Assignment ::
Please tally the lines of the listing that follows where the word "meta" appears, and reply with the number only.
Start of Given records
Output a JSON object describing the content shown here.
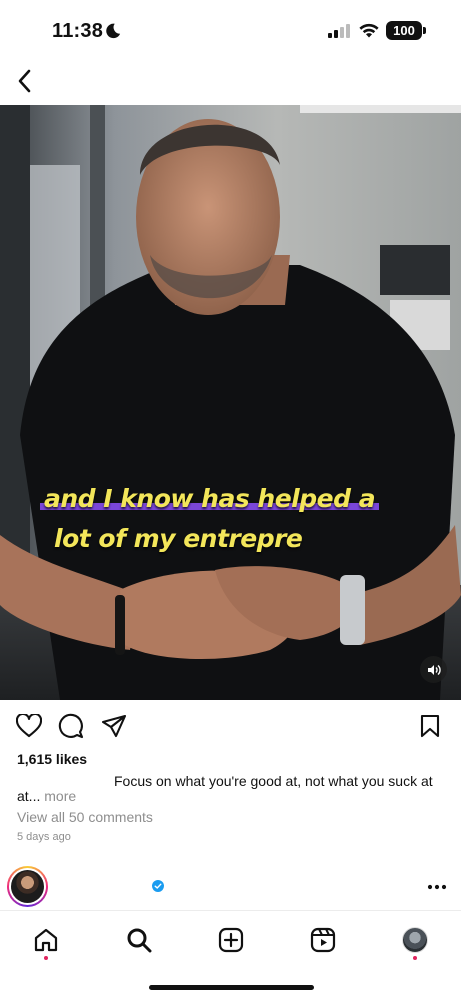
{
  "status_bar": {
    "time": "11:38",
    "battery": "100",
    "icons": [
      "moon-icon",
      "signal-icon",
      "wifi-icon"
    ]
  },
  "header": {
    "back_icon": "chevron-left-icon"
  },
  "video": {
    "caption_line1": "and I know has helped a",
    "caption_line2": "lot of my entrepre",
    "mute_icon": "speaker-icon",
    "caption_color": "#f3e65a",
    "caption_highlight_color": "#7a46d8"
  },
  "post": {
    "action_icons": [
      "heart-icon",
      "comment-icon",
      "share-icon",
      "bookmark-icon"
    ],
    "likes": "1,615 likes",
    "caption_part1": "Focus on what you're good at, not what you suck at",
    "caption_part2": "at...",
    "more_label": "more",
    "comments_link": "View all 50 comments",
    "date": "5 days ago"
  },
  "next_post": {
    "verified_icon": "verified-badge-icon",
    "more_icon": "more-horizontal-icon"
  },
  "bottom_nav": {
    "items": [
      "home-icon",
      "search-icon",
      "create-icon",
      "reels-icon",
      "profile-avatar"
    ],
    "notification_dot_color": "#e0245e"
  }
}
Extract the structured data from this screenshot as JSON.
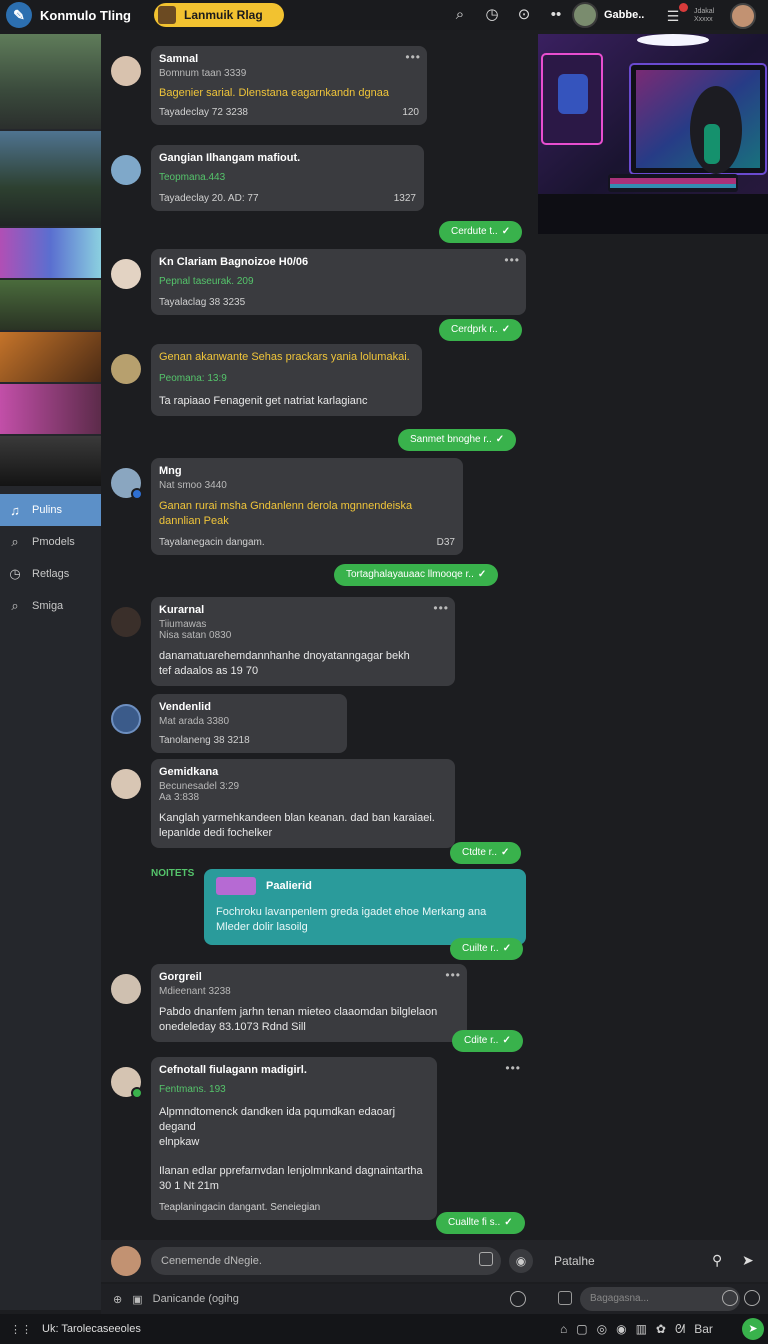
{
  "app": {
    "title": "Konmulo Tling",
    "room": "Lanmuik Rlag"
  },
  "topbar": {
    "user_name": "Gabbe..",
    "mini_text": "Jdakal Xxxxx"
  },
  "nav": [
    {
      "label": "Pulins",
      "icon": "music-icon"
    },
    {
      "label": "Pmodels",
      "icon": "search-icon"
    },
    {
      "label": "Retlags",
      "icon": "clock-icon"
    },
    {
      "label": "Smiga",
      "icon": "search-icon"
    }
  ],
  "messages": [
    {
      "name": "Samnal",
      "sub": "Bomnum taan 3339",
      "line": "Bagenier sarial. Dlenstana eagarnkandn dgnaa",
      "meta": "Tayadeclay 72 3238",
      "count": "120"
    },
    {
      "name": "Gangian Ilhangam mafiout.",
      "green": "Teopmana.443",
      "meta": "Tayadeclay 20. AD: 77",
      "count": "1327"
    },
    {
      "name": "Kn Clariam Bagnoizoe H0/06",
      "green": "Pepnal taseurak. 209",
      "meta": "Tayalaclag 38 3235"
    },
    {
      "yellow": "Genan akanwante Sehas prackars yania lolumakai.",
      "green": "Peomana: 13:9",
      "txt": "Ta rapiaao   Fenagenit get natriat karlagianc"
    },
    {
      "name": "Mng",
      "sub": "Nat smoo 3440",
      "yellow": "Ganan rurai msha Gndanlenn derola mgnnendeiska dannlian Peak",
      "meta": "Tayalanegacin dangam.",
      "count": "D37"
    },
    {
      "name": "Kurarnal",
      "sub": "Tiiumawas\nNisa satan 0830",
      "txt": "danamatuarehemdannhanhe dnoyatanngagar bekh\ntef adaalos   as 19 70"
    },
    {
      "name": "Vendenlid",
      "sub": "Mat arada 3380",
      "meta": "Tanolaneng 38 3218"
    },
    {
      "name": "Gemidkana",
      "sub": "Becunesadel 3:29\nAa  3:838",
      "txt": "Kanglah yarmehkandeen blan keanan. dad ban karaiaei.\nlepanlde dedi fochelker"
    },
    {
      "name": "Gorgreil",
      "sub": "Mdieenant 3238",
      "txt": "Pabdo dnanfem jarhn tenan mieteo claaomdan bilglelaon\nonedeleday 83.1073   Rdnd Sill"
    },
    {
      "name": "Cefnotall fiulagann madigirl.",
      "green": "Fentmans. 193",
      "txt": "Alpmndtomenck dandken ida pqumdkan edaoarj degand\nelnpkaw",
      "txt2": "Ilanan edlar pprefarnvdan lenjolmnkand dagnaintartha\n30 1 Nt 21m",
      "meta": "Teaplaningacin dangant.   Seneiegian"
    }
  ],
  "sent": [
    {
      "label": "Cerdute t.."
    },
    {
      "label": "Cerdprk r.."
    },
    {
      "label": "Sanmet bnoghe r.."
    },
    {
      "label": "Tortaghalayauaac llmooqe r.."
    },
    {
      "label": "Ctdte r.."
    },
    {
      "label": "Cuilte r.."
    },
    {
      "label": "Cdite r.."
    },
    {
      "label": "Cuallte fi s.."
    }
  ],
  "notif": {
    "label": "NOITETS",
    "title": "Paalierid",
    "text": "Fochroku lavanpenlem greda igadet ehoe Merkang ana Mleder dolir lasoilg"
  },
  "input": {
    "placeholder": "Cenemende dNegie.",
    "toolbar_text": "Danicande (ogihg"
  },
  "right_panel": {
    "label": "Patalhe",
    "field": "Bagagasna..."
  },
  "statusbar": {
    "text": "Uk: Tarolecaseeoles",
    "right_text": "Bar"
  }
}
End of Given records
Result below ::
6